A Message from Betty McCollum Regarding TPP
Last week, representatives from twelve nations – including the United States – signed the Trans Pacific Partnership (TPP) trade agreement. TPP would liberalize trade in 40% of the global economy. Signing this deal does not mean it has been ratified. The 12 nations signing TPP –Australia, Brunei, Canada, Chile, Japan, Malaysia, Mexico, New Zealand, Peru, Singapore, the United States and Vietnam – must receive final approval from their respective governments. Here in the U.S. that means the consent of Congress is required.Trade is vital to the U.S. economy. It is vital to Minnesota. However, this massive global trade agreement hurts American workers, puts U.S. consumers at risk and ends “Buy American” rules. It also includes monopoly rights for pharmaceutical companies that will make medications more expensive and less accessible by delaying competition for generics. , TPP is not a good deal for the American people in its current form.In November 2013, I joined dozens of congressional colleagues in a letter to President Obama asking him to consult with Congress, not just deliver us a signed trade agreement to vote up or down.

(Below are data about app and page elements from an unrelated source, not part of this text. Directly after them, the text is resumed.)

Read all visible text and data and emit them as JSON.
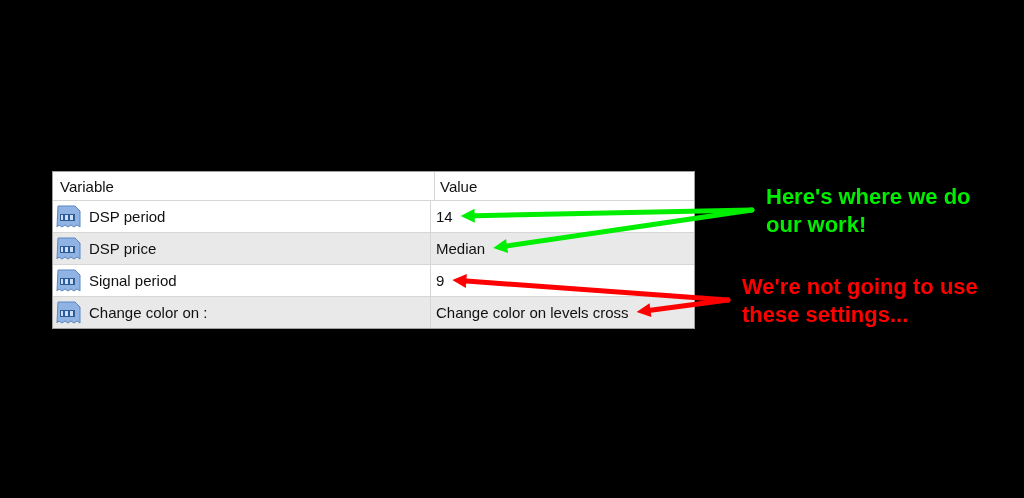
{
  "table": {
    "columns": [
      "Variable",
      "Value"
    ],
    "rows": [
      {
        "variable": "DSP period",
        "value": "14"
      },
      {
        "variable": "DSP price",
        "value": "Median"
      },
      {
        "variable": "Signal period",
        "value": "9"
      },
      {
        "variable": "Change color on :",
        "value": "Change color on levels cross"
      }
    ]
  },
  "annotations": [
    {
      "lines": [
        "Here's where we do",
        "our work!"
      ],
      "color": "#00ee00"
    },
    {
      "lines": [
        "We're not going to use",
        "these settings..."
      ],
      "color": "#ff0000"
    }
  ]
}
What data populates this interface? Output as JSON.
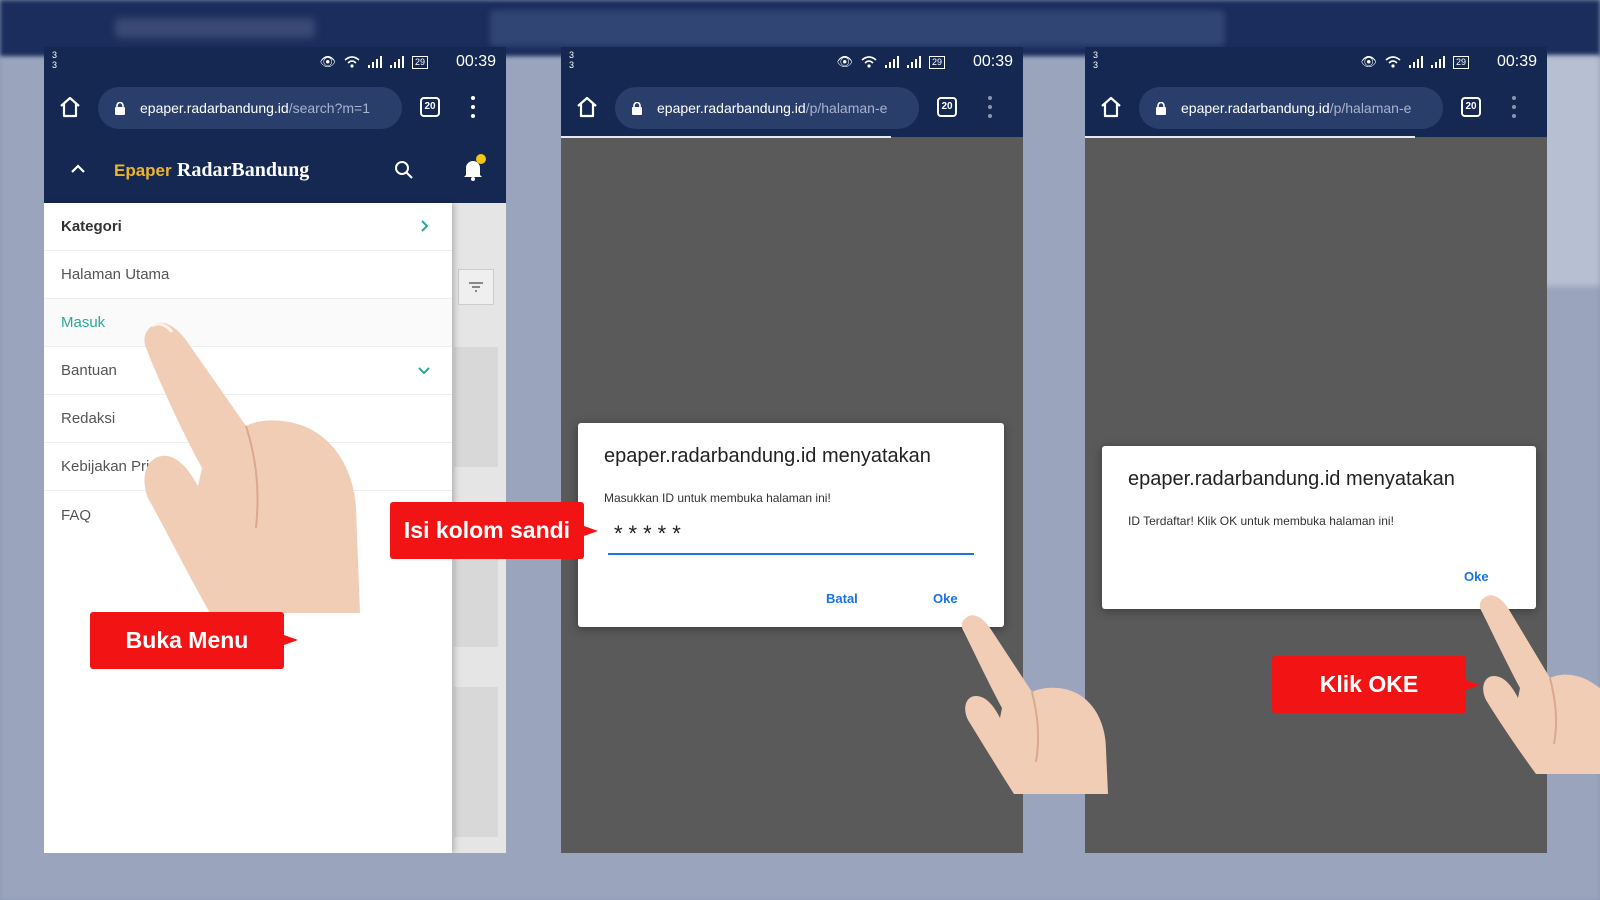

In the letter we stated, “we remain deeply troubled by the continued lack of adequate congressional consultation in many areas of the proposed pact (TPP) that deeply implicates Congress’s constitutional and domestic policy authorities.”To be explicit, the letter went on to say, “we will oppose ‘Fast Track’ Trade Promotion Authority or any other mechanism delegating Congress’ constitutional authority over trade policy that continues to exclude us from having a meaningful role in the formative stages of trade agreements and throughout negotiating and approval processes.”That was more than two years ago and nothing has happened since to change my mind. We’ve all seen the harm caused to American and foreign workers, human rights and the environment by NAFTA, CAFTA, and other trade agreements that benefit corporate profits over people – regular working people. Throughout my years in Congress I have a long record of standing with workers, defending human rights, and working to protect the environment … and opposing bad trade deals! I intend to remain consistent.As your member of Congress, my priority will always be to serve the best interests of my constituents – especially working families. Congressional oversight of trade deals is one of the best tools I have to ensure American workers are protected and treated fairly in the global marketplace. I intend to do all that I can to oppose the Trans-Pacific Partnership agreement and ensure that our nation’s trade practices put working men and women first.You can count on me to vote NO on TPP.
Member of Congress